The new tariffs, totalling up to nearly 22% of the import prices, would probably have a mainly symbolic function, rather than reducing the already skimpy sales of such vehicles in China.
Other tariffs and taxes already in place have limited sales of American imports by helping raise their retail prices by about three times what the same cars and SUVs sell for in the United States.
Still, firing a trade volley at American exports of automobiles, one of the most politically sensitive industries in international trade, could only escalate trade hostilities between China and the United States.
China’s move drew immediate criticism from the Obama administration. “We are very disappointed in this action by China,” said Carol Guthrie, a spokeswoman for the office of the United States Trade Representative.
“We will be discussing this latest action with both our stakeholders and Congress to determine the best course going forward.”
China’s Commerce Ministry, which has conducted a two-year trade investigation of the American imports, gave no explanation for its decision to impose the duties.
The duties would mainly affect General Motors, which exports Cadillac SUVs and cars to China; Chrysler, which exports Jeeps; the BMW Group of Germany, which exports BMW SUVs from South Carolina; and Daimler of Germany, which exports Mercedes SUVs from a factory in Alabama.

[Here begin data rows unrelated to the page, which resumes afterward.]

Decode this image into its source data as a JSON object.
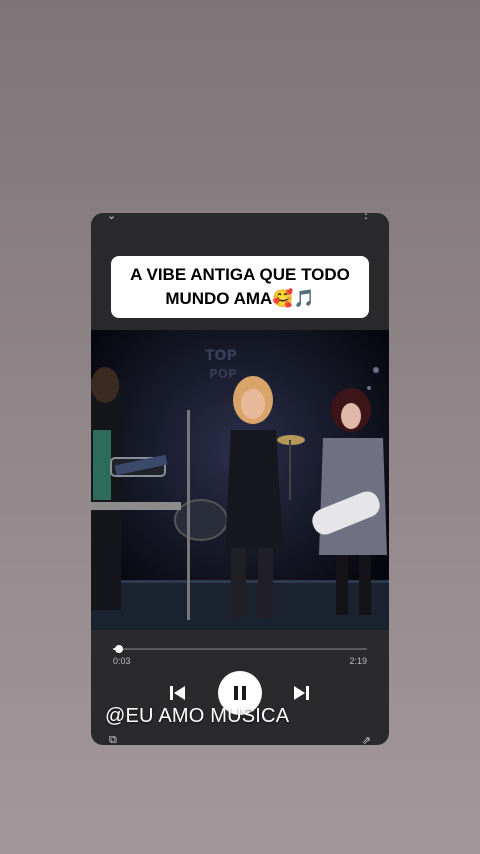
{
  "caption": {
    "line1": "A VIBE ANTIGA QUE TODO",
    "line2": "MUNDO AMA🥰🎵"
  },
  "player": {
    "current_time": "0:03",
    "total_time": "2:19",
    "progress_fraction": 0.022
  },
  "watermark": "@EU AMO MUSICA",
  "icons": {
    "top_left": "chevron-down-icon",
    "top_right": "more-icon",
    "prev": "skip-previous-icon",
    "play_pause": "pause-icon",
    "next": "skip-next-icon",
    "bottom_left": "caption-icon",
    "bottom_right": "share-icon"
  },
  "colors": {
    "card_bg": "#2a2a2c",
    "caption_bg": "#ffffff",
    "stage_bg": "#0c0d14"
  }
}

Because of the high Chinese tariffs and taxes already in place, the vehicles are sold only in the thousands or even hundreds in China, and only to the most affluent. – IHT